In 2015, the U.S. Fish and Wildlife Service began to investigate whether the species should be considered for protection under the federal Endangered Species Act. According to the service’s website, the decision will be made by December 2020.
In the meantime, federal, state and local agencies are launching an all-hands-on-deck scramble to try to improve monarch habitat throughout the eastern and central United States. The Division of Natural Resources’ Parks Section is spearheading West Virginia’s effort.
Pollinator gardens have sprung up at parks throughout the statewide system. The Pollinator Habitat Expansion Initiative fits hand-in-glove with Parks Chief Sam England’s 2017 mandate to reduce by 10 percent the amount of labor-intensive mowing and weed-trimming that takes place each summer.
Cole said the effort began paying dividends almost immediately.
“Our first spring after planting the pollinator zones, we had monarchs and monarch caterpillars using the milkweed plants,” she added. “We have more this year. We’re seeing plenty of monarchs. It takes several years for [milkweed plants] to take hold and produce a lot of flowers and a lot of butterfly activity, but already we’re having success.”
The best thing about pollinator gardens, Cole said, is that anyone can plant them.
“You can purchase milkweed seeds from seed distributors,” she said. “We use three varieties — common milkweed, butterfly milkweed and swamp milkweed. Of the three, swamp milkweed seems to attract the most monarchs.”
Unlike most seeds, which germinate in spring, milkweed seeds should be planted in the fall.
“It takes a cold winter for the seeds to germinate,” Cole explained. “If you put milkweed seeds out in the summer, all you’re doing is spreading expensive bird seed. It’s worth the effort, though.
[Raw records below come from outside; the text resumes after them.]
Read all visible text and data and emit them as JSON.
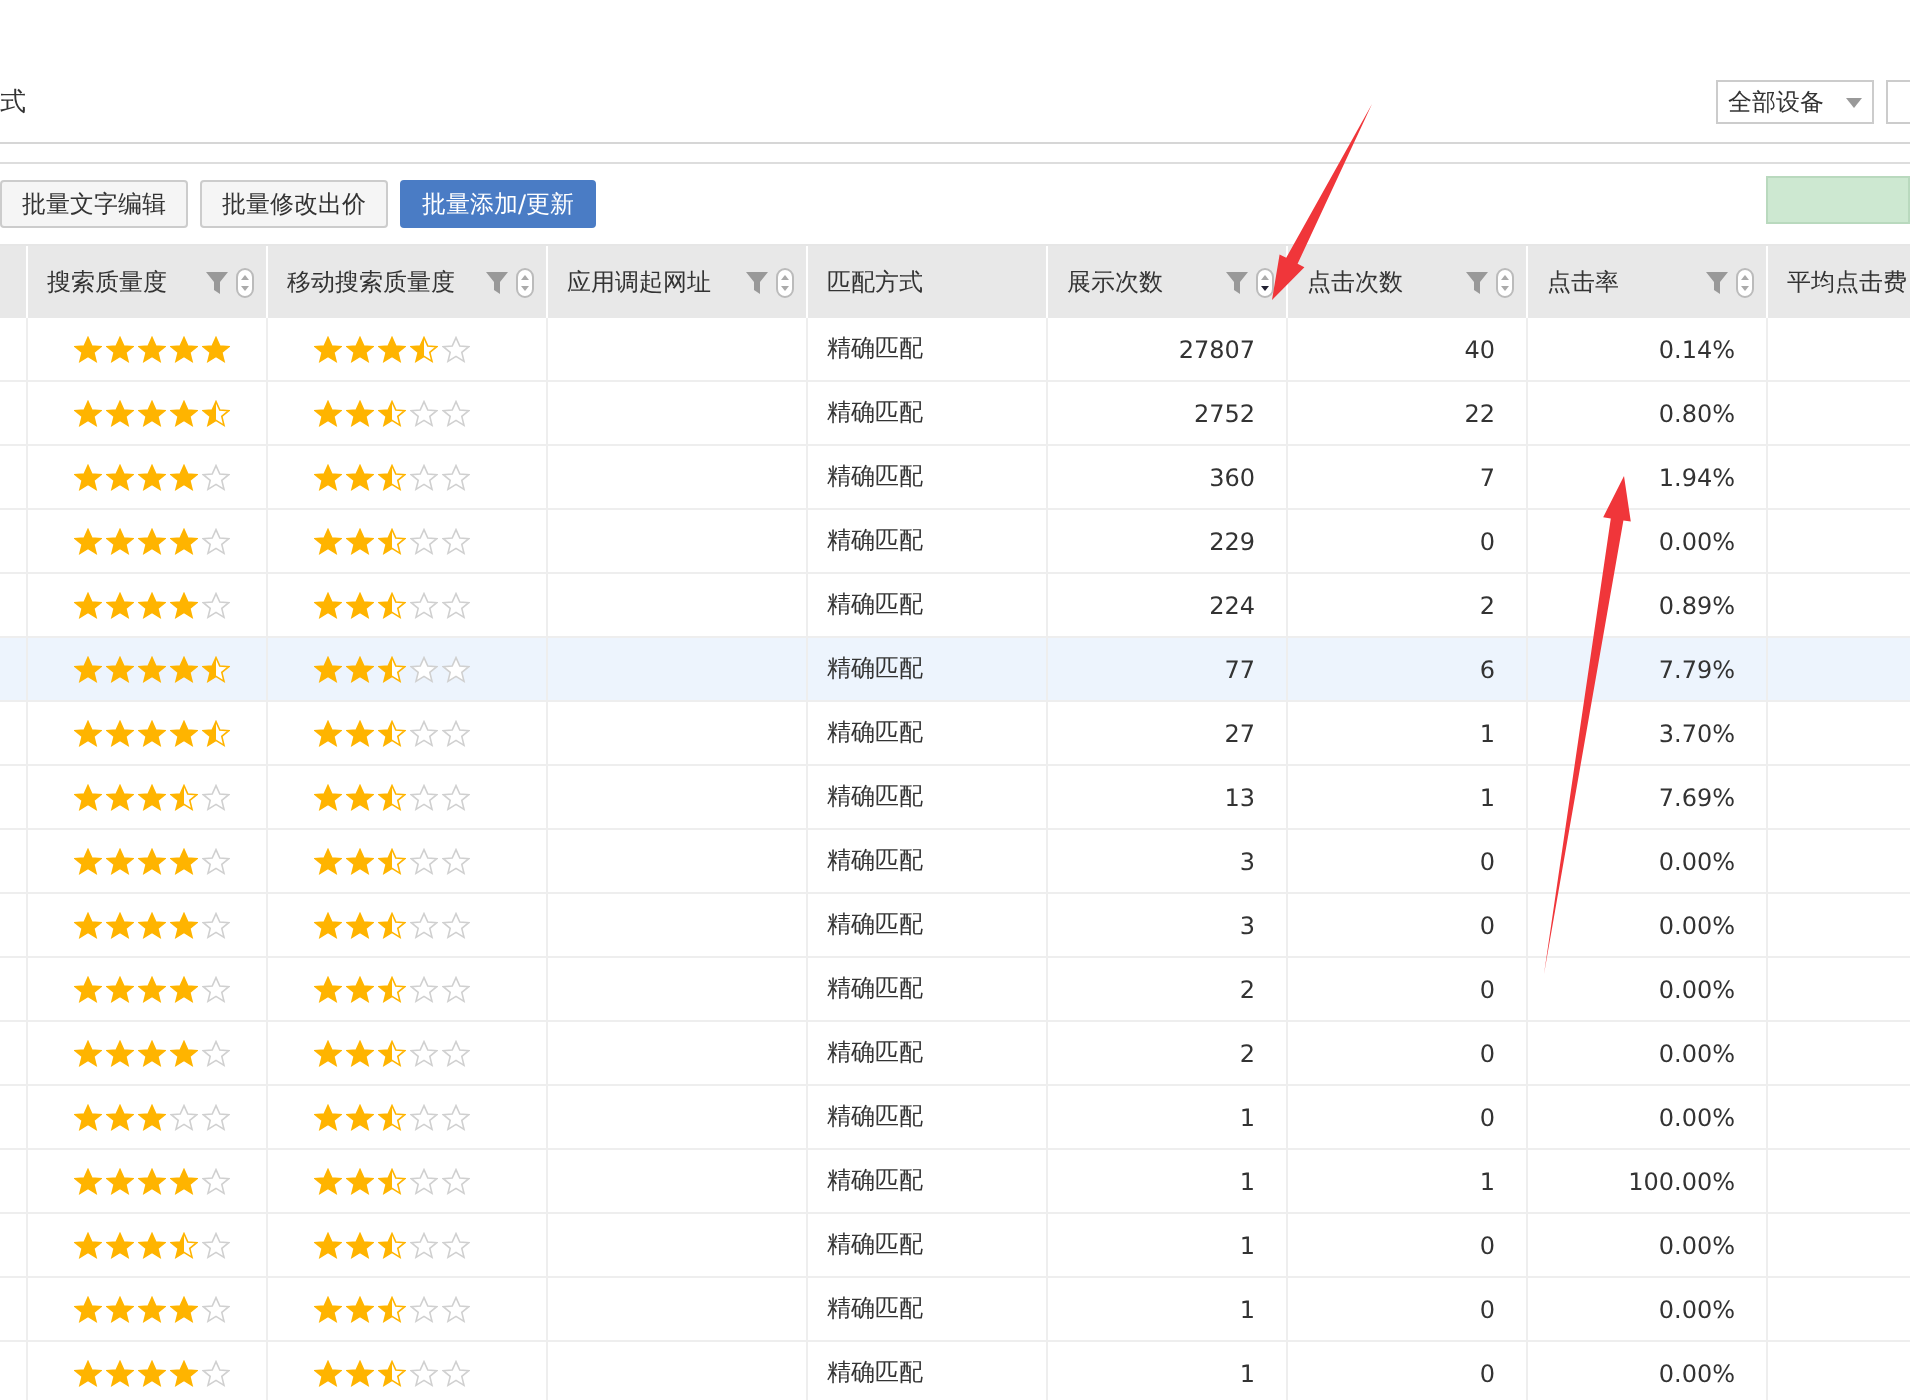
{
  "header": {
    "title_fragment": "式",
    "device_select": {
      "value": "全部设备"
    }
  },
  "toolbar": {
    "buttons": [
      {
        "label": "批量文字编辑",
        "kind": "plain"
      },
      {
        "label": "批量修改出价",
        "kind": "plain"
      },
      {
        "label": "批量添加/更新",
        "kind": "primary"
      }
    ]
  },
  "table": {
    "columns": [
      {
        "kind": "blank"
      },
      {
        "label": "搜索质量度",
        "kind": "filter",
        "sorted": false
      },
      {
        "label": "移动搜索质量度",
        "kind": "filter",
        "sorted": false
      },
      {
        "label": "应用调起网址",
        "kind": "filter",
        "sorted": false
      },
      {
        "label": "匹配方式",
        "kind": "plain"
      },
      {
        "label": "展示次数",
        "kind": "filter",
        "sorted": true
      },
      {
        "label": "点击次数",
        "kind": "filter",
        "sorted": false
      },
      {
        "label": "点击率",
        "kind": "filter",
        "sorted": false
      },
      {
        "label": "平均点击费",
        "kind": "plain"
      }
    ],
    "rows": [
      {
        "search_quality": {
          "stars": 5
        },
        "mobile_quality": {
          "stars": 3.5
        },
        "match": "精确匹配",
        "impressions": "27807",
        "clicks": "40",
        "ctr": "0.14%",
        "selected": false
      },
      {
        "search_quality": {
          "stars": 4.5
        },
        "mobile_quality": {
          "stars": 2.5
        },
        "match": "精确匹配",
        "impressions": "2752",
        "clicks": "22",
        "ctr": "0.80%",
        "selected": false
      },
      {
        "search_quality": {
          "stars": 4
        },
        "mobile_quality": {
          "stars": 2.5
        },
        "match": "精确匹配",
        "impressions": "360",
        "clicks": "7",
        "ctr": "1.94%",
        "selected": false
      },
      {
        "search_quality": {
          "stars": 4
        },
        "mobile_quality": {
          "stars": 2.5
        },
        "match": "精确匹配",
        "impressions": "229",
        "clicks": "0",
        "ctr": "0.00%",
        "selected": false
      },
      {
        "search_quality": {
          "stars": 4
        },
        "mobile_quality": {
          "stars": 2.5
        },
        "match": "精确匹配",
        "impressions": "224",
        "clicks": "2",
        "ctr": "0.89%",
        "selected": false
      },
      {
        "search_quality": {
          "stars": 4.5
        },
        "mobile_quality": {
          "stars": 2.5
        },
        "match": "精确匹配",
        "impressions": "77",
        "clicks": "6",
        "ctr": "7.79%",
        "selected": true
      },
      {
        "search_quality": {
          "stars": 4.5
        },
        "mobile_quality": {
          "stars": 2.5
        },
        "match": "精确匹配",
        "impressions": "27",
        "clicks": "1",
        "ctr": "3.70%",
        "selected": false
      },
      {
        "search_quality": {
          "stars": 3.5
        },
        "mobile_quality": {
          "stars": 2.5
        },
        "match": "精确匹配",
        "impressions": "13",
        "clicks": "1",
        "ctr": "7.69%",
        "selected": false
      },
      {
        "search_quality": {
          "stars": 4
        },
        "mobile_quality": {
          "stars": 2.5
        },
        "match": "精确匹配",
        "impressions": "3",
        "clicks": "0",
        "ctr": "0.00%",
        "selected": false
      },
      {
        "search_quality": {
          "stars": 4
        },
        "mobile_quality": {
          "stars": 2.5
        },
        "match": "精确匹配",
        "impressions": "3",
        "clicks": "0",
        "ctr": "0.00%",
        "selected": false
      },
      {
        "search_quality": {
          "stars": 4
        },
        "mobile_quality": {
          "stars": 2.5
        },
        "match": "精确匹配",
        "impressions": "2",
        "clicks": "0",
        "ctr": "0.00%",
        "selected": false
      },
      {
        "search_quality": {
          "stars": 4
        },
        "mobile_quality": {
          "stars": 2.5
        },
        "match": "精确匹配",
        "impressions": "2",
        "clicks": "0",
        "ctr": "0.00%",
        "selected": false
      },
      {
        "search_quality": {
          "stars": 3
        },
        "mobile_quality": {
          "stars": 2.5
        },
        "match": "精确匹配",
        "impressions": "1",
        "clicks": "0",
        "ctr": "0.00%",
        "selected": false
      },
      {
        "search_quality": {
          "stars": 4
        },
        "mobile_quality": {
          "stars": 2.5
        },
        "match": "精确匹配",
        "impressions": "1",
        "clicks": "1",
        "ctr": "100.00%",
        "selected": false
      },
      {
        "search_quality": {
          "stars": 3.5
        },
        "mobile_quality": {
          "stars": 2.5
        },
        "match": "精确匹配",
        "impressions": "1",
        "clicks": "0",
        "ctr": "0.00%",
        "selected": false
      },
      {
        "search_quality": {
          "stars": 4
        },
        "mobile_quality": {
          "stars": 2.5
        },
        "match": "精确匹配",
        "impressions": "1",
        "clicks": "0",
        "ctr": "0.00%",
        "selected": false
      },
      {
        "search_quality": {
          "stars": 4
        },
        "mobile_quality": {
          "stars": 2.5
        },
        "match": "精确匹配",
        "impressions": "1",
        "clicks": "0",
        "ctr": "0.00%",
        "selected": false
      }
    ]
  },
  "annotations": [
    {
      "kind": "arrow"
    },
    {
      "kind": "arrow"
    }
  ]
}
Dedicate a few square feet of your backyard to this, and you’re going to make a difference.”
If nothing else, she added, West Virginians who plant a few milkweed seeds would be helping ensure the future of a state symbol.
“The monarch is our state butterfly,” she said. “If we’re not going to be concerned about the conservation of our state symbols, what are we going to be concerned about?”